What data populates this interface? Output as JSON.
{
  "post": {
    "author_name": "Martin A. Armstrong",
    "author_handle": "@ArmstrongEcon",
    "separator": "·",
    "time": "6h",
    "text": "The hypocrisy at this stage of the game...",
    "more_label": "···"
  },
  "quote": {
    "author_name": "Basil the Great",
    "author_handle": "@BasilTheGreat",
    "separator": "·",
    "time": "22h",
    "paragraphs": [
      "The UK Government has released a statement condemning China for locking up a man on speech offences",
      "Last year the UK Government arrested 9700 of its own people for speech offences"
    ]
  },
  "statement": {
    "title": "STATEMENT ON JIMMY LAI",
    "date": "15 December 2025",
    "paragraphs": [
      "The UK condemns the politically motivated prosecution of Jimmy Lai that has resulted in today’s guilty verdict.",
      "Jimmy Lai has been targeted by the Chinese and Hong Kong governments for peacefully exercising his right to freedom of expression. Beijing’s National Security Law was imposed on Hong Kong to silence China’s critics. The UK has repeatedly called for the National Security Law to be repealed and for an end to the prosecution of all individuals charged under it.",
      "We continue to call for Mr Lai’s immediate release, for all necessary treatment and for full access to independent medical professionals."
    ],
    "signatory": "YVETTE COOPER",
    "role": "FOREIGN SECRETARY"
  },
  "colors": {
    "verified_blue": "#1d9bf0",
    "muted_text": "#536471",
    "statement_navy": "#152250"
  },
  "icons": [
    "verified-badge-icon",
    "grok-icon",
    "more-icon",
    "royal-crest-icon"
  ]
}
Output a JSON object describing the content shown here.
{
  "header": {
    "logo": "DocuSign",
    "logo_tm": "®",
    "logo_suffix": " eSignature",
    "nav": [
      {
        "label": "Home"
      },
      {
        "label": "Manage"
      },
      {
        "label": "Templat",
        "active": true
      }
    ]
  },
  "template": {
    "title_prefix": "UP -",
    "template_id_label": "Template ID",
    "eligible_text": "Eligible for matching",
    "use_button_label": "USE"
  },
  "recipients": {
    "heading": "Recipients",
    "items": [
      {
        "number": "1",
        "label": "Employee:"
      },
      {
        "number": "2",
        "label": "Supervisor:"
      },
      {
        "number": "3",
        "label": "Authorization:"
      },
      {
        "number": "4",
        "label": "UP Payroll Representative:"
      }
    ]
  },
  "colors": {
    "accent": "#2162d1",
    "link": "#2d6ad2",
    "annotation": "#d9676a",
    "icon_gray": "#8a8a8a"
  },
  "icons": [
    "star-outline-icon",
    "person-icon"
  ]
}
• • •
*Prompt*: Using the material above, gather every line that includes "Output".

*Exercise result*:
What data populates this interface? Output as JSON.
Output a JSON object describing the content shown here.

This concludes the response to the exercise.